What you are asked to do: Scan each line of the records for the word "JSON" and extract the ones that have it.

Interface dataset entries:
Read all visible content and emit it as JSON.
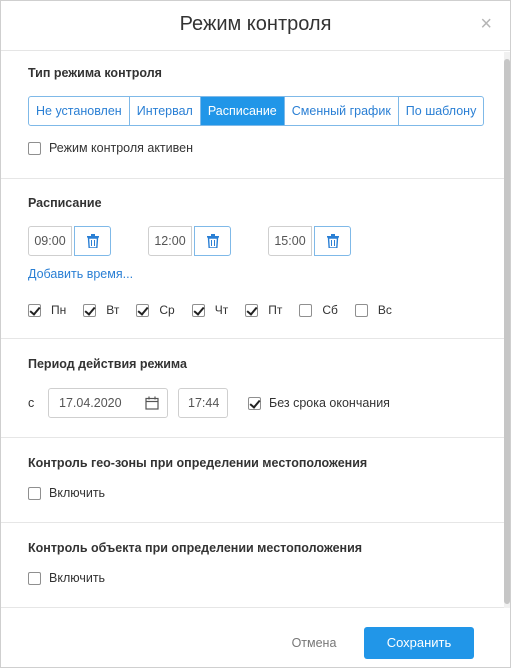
{
  "dialog": {
    "title": "Режим контроля",
    "close_glyph": "×"
  },
  "mode_type": {
    "title": "Тип режима контроля",
    "options": [
      "Не установлен",
      "Интервал",
      "Расписание",
      "Сменный график",
      "По шаблону"
    ],
    "selected": "Расписание",
    "active_label": "Режим контроля активен",
    "active_checked": false
  },
  "schedule": {
    "title": "Расписание",
    "times": [
      "09:00",
      "12:00",
      "15:00"
    ],
    "add_time_label": "Добавить время...",
    "days": [
      {
        "label": "Пн",
        "checked": true
      },
      {
        "label": "Вт",
        "checked": true
      },
      {
        "label": "Ср",
        "checked": true
      },
      {
        "label": "Чт",
        "checked": true
      },
      {
        "label": "Пт",
        "checked": true
      },
      {
        "label": "Сб",
        "checked": false
      },
      {
        "label": "Вс",
        "checked": false
      }
    ]
  },
  "period": {
    "title": "Период действия режима",
    "from_label": "с",
    "date": "17.04.2020",
    "time": "17:44",
    "no_end_label": "Без срока окончания",
    "no_end_checked": true
  },
  "geozone": {
    "title": "Контроль гео-зоны при определении местоположения",
    "enable_label": "Включить",
    "enabled": false
  },
  "object_control": {
    "title": "Контроль объекта при определении местоположения",
    "enable_label": "Включить",
    "enabled": false
  },
  "footer": {
    "cancel_label": "Отмена",
    "save_label": "Сохранить"
  },
  "colors": {
    "accent": "#2196e8",
    "link": "#2a7fd4"
  },
  "icons": {
    "trash": "trash-icon",
    "calendar": "calendar-icon",
    "close": "close-icon"
  }
}
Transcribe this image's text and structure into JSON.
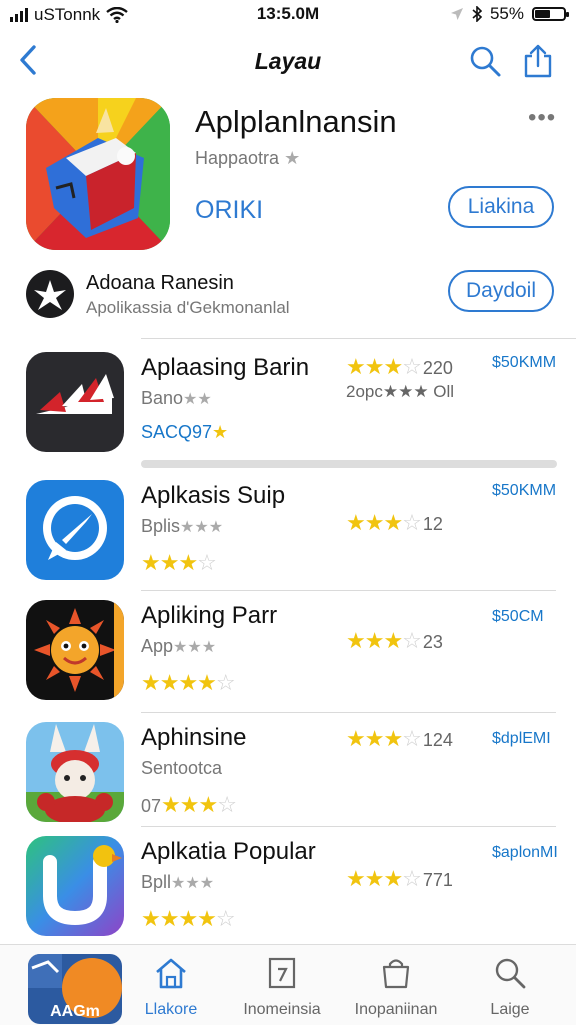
{
  "status_bar": {
    "carrier": "uSTonnk",
    "time": "13:5.0M",
    "battery": "55%",
    "battery_level": 0.55
  },
  "nav": {
    "title": "Layau"
  },
  "hero": {
    "title": "Aplplanlnansin",
    "subtitle": "Happaotra",
    "subtitle_star": "★",
    "price": "ORIKI",
    "button": "Liakina"
  },
  "developer": {
    "name": "Adoana Ranesin",
    "subtitle": "Apolikassia d'Gekmonanlal",
    "button": "Daydoil"
  },
  "apps": [
    {
      "title": "Aplaasing Barin",
      "subtitle": "Bano",
      "subtitle_stars": "★★",
      "meta": "SACQ97",
      "meta_star": "★",
      "stars": "★★★",
      "stars_off": "☆",
      "rating_count": "220",
      "extra": "2opc★★★ Oll",
      "price": "$50KMM",
      "icon": "stripes-app-icon"
    },
    {
      "title": "Aplkasis Suip",
      "subtitle": "Bplis",
      "subtitle_stars": "★★★",
      "meta_stars": "★★★",
      "meta_stars_off": "☆",
      "stars": "★★★",
      "stars_off": "☆",
      "rating_count": "12",
      "price": "$50KMM",
      "icon": "chat-bubble-app-icon"
    },
    {
      "title": "Apliking Parr",
      "subtitle": "App",
      "subtitle_stars": "★★★",
      "meta_stars": "★★★★",
      "meta_stars_off": "☆",
      "stars": "★★★",
      "stars_off": "☆",
      "rating_count": "23",
      "price": "$50CM",
      "icon": "sun-face-app-icon"
    },
    {
      "title": "Aphinsine",
      "subtitle": "Sentootca",
      "meta": "07",
      "meta_stars": "★★★",
      "meta_stars_off": "☆",
      "stars": "★★★",
      "stars_off": "☆",
      "rating_count": "124",
      "price": "$dplEMI",
      "icon": "rabbit-character-app-icon"
    },
    {
      "title": "Aplkatia Popular",
      "subtitle": "Bpll",
      "subtitle_stars": "★★★",
      "meta_stars": "★★★★",
      "meta_stars_off": "☆",
      "stars": "★★★",
      "stars_off": "☆",
      "rating_count": "771",
      "price": "$aplonMI",
      "icon": "colorful-u-app-icon"
    }
  ],
  "tabs": [
    {
      "label": "AAGm",
      "icon": "app-thumbnail"
    },
    {
      "label": "Llakore",
      "icon": "home-icon"
    },
    {
      "label": "Inomeinsia",
      "icon": "note-icon"
    },
    {
      "label": "Inopaniinan",
      "icon": "bag-icon"
    },
    {
      "label": "Laige",
      "icon": "search-icon"
    }
  ],
  "colors": {
    "accent": "#2e7ad1",
    "star": "#f1c40f"
  }
}
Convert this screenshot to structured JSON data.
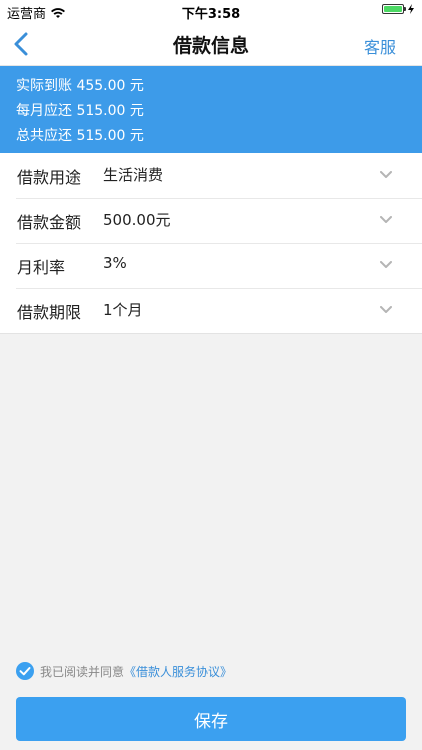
{
  "status_bar": {
    "carrier": "运营商",
    "time": "下午3:58"
  },
  "nav": {
    "title": "借款信息",
    "right_label": "客服"
  },
  "summary": {
    "lines": [
      "实际到账 455.00 元",
      "每月应还 515.00 元",
      "总共应还 515.00 元"
    ]
  },
  "form": {
    "rows": [
      {
        "label": "借款用途",
        "value": "生活消费"
      },
      {
        "label": "借款金额",
        "value": "500.00元"
      },
      {
        "label": "月利率",
        "value": "3%"
      },
      {
        "label": "借款期限",
        "value": "1个月"
      }
    ]
  },
  "agreement": {
    "checked": true,
    "text": "我已阅读并同意",
    "link": "《借款人服务协议》"
  },
  "save_label": "保存",
  "colors": {
    "accent": "#3d9be9",
    "link": "#3a8fd9",
    "button": "#3ba0f0"
  }
}
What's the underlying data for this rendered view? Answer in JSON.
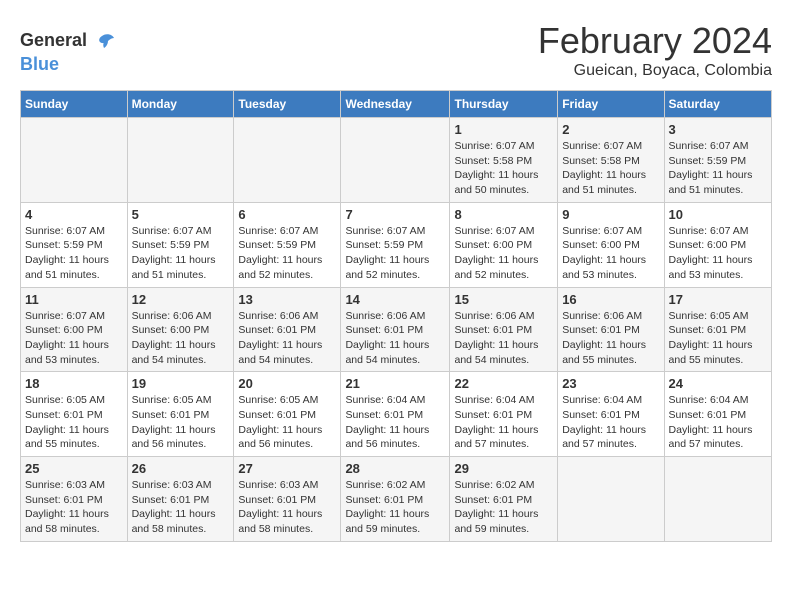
{
  "header": {
    "logo_general": "General",
    "logo_blue": "Blue",
    "month_title": "February 2024",
    "location": "Gueican, Boyaca, Colombia"
  },
  "days_of_week": [
    "Sunday",
    "Monday",
    "Tuesday",
    "Wednesday",
    "Thursday",
    "Friday",
    "Saturday"
  ],
  "weeks": [
    {
      "days": [
        {
          "number": "",
          "info": ""
        },
        {
          "number": "",
          "info": ""
        },
        {
          "number": "",
          "info": ""
        },
        {
          "number": "",
          "info": ""
        },
        {
          "number": "1",
          "sunrise": "6:07 AM",
          "sunset": "5:58 PM",
          "daylight": "11 hours and 50 minutes."
        },
        {
          "number": "2",
          "sunrise": "6:07 AM",
          "sunset": "5:58 PM",
          "daylight": "11 hours and 51 minutes."
        },
        {
          "number": "3",
          "sunrise": "6:07 AM",
          "sunset": "5:59 PM",
          "daylight": "11 hours and 51 minutes."
        }
      ]
    },
    {
      "days": [
        {
          "number": "4",
          "sunrise": "6:07 AM",
          "sunset": "5:59 PM",
          "daylight": "11 hours and 51 minutes."
        },
        {
          "number": "5",
          "sunrise": "6:07 AM",
          "sunset": "5:59 PM",
          "daylight": "11 hours and 51 minutes."
        },
        {
          "number": "6",
          "sunrise": "6:07 AM",
          "sunset": "5:59 PM",
          "daylight": "11 hours and 52 minutes."
        },
        {
          "number": "7",
          "sunrise": "6:07 AM",
          "sunset": "5:59 PM",
          "daylight": "11 hours and 52 minutes."
        },
        {
          "number": "8",
          "sunrise": "6:07 AM",
          "sunset": "6:00 PM",
          "daylight": "11 hours and 52 minutes."
        },
        {
          "number": "9",
          "sunrise": "6:07 AM",
          "sunset": "6:00 PM",
          "daylight": "11 hours and 53 minutes."
        },
        {
          "number": "10",
          "sunrise": "6:07 AM",
          "sunset": "6:00 PM",
          "daylight": "11 hours and 53 minutes."
        }
      ]
    },
    {
      "days": [
        {
          "number": "11",
          "sunrise": "6:07 AM",
          "sunset": "6:00 PM",
          "daylight": "11 hours and 53 minutes."
        },
        {
          "number": "12",
          "sunrise": "6:06 AM",
          "sunset": "6:00 PM",
          "daylight": "11 hours and 54 minutes."
        },
        {
          "number": "13",
          "sunrise": "6:06 AM",
          "sunset": "6:01 PM",
          "daylight": "11 hours and 54 minutes."
        },
        {
          "number": "14",
          "sunrise": "6:06 AM",
          "sunset": "6:01 PM",
          "daylight": "11 hours and 54 minutes."
        },
        {
          "number": "15",
          "sunrise": "6:06 AM",
          "sunset": "6:01 PM",
          "daylight": "11 hours and 54 minutes."
        },
        {
          "number": "16",
          "sunrise": "6:06 AM",
          "sunset": "6:01 PM",
          "daylight": "11 hours and 55 minutes."
        },
        {
          "number": "17",
          "sunrise": "6:05 AM",
          "sunset": "6:01 PM",
          "daylight": "11 hours and 55 minutes."
        }
      ]
    },
    {
      "days": [
        {
          "number": "18",
          "sunrise": "6:05 AM",
          "sunset": "6:01 PM",
          "daylight": "11 hours and 55 minutes."
        },
        {
          "number": "19",
          "sunrise": "6:05 AM",
          "sunset": "6:01 PM",
          "daylight": "11 hours and 56 minutes."
        },
        {
          "number": "20",
          "sunrise": "6:05 AM",
          "sunset": "6:01 PM",
          "daylight": "11 hours and 56 minutes."
        },
        {
          "number": "21",
          "sunrise": "6:04 AM",
          "sunset": "6:01 PM",
          "daylight": "11 hours and 56 minutes."
        },
        {
          "number": "22",
          "sunrise": "6:04 AM",
          "sunset": "6:01 PM",
          "daylight": "11 hours and 57 minutes."
        },
        {
          "number": "23",
          "sunrise": "6:04 AM",
          "sunset": "6:01 PM",
          "daylight": "11 hours and 57 minutes."
        },
        {
          "number": "24",
          "sunrise": "6:04 AM",
          "sunset": "6:01 PM",
          "daylight": "11 hours and 57 minutes."
        }
      ]
    },
    {
      "days": [
        {
          "number": "25",
          "sunrise": "6:03 AM",
          "sunset": "6:01 PM",
          "daylight": "11 hours and 58 minutes."
        },
        {
          "number": "26",
          "sunrise": "6:03 AM",
          "sunset": "6:01 PM",
          "daylight": "11 hours and 58 minutes."
        },
        {
          "number": "27",
          "sunrise": "6:03 AM",
          "sunset": "6:01 PM",
          "daylight": "11 hours and 58 minutes."
        },
        {
          "number": "28",
          "sunrise": "6:02 AM",
          "sunset": "6:01 PM",
          "daylight": "11 hours and 59 minutes."
        },
        {
          "number": "29",
          "sunrise": "6:02 AM",
          "sunset": "6:01 PM",
          "daylight": "11 hours and 59 minutes."
        },
        {
          "number": "",
          "info": ""
        },
        {
          "number": "",
          "info": ""
        }
      ]
    }
  ]
}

Response to the exercise:
Read all visible content and emit it as JSON.
Transcribe this image's text and structure into JSON.
Convert this screenshot to structured JSON data.
What's the underlying data for this rendered view? Answer in JSON.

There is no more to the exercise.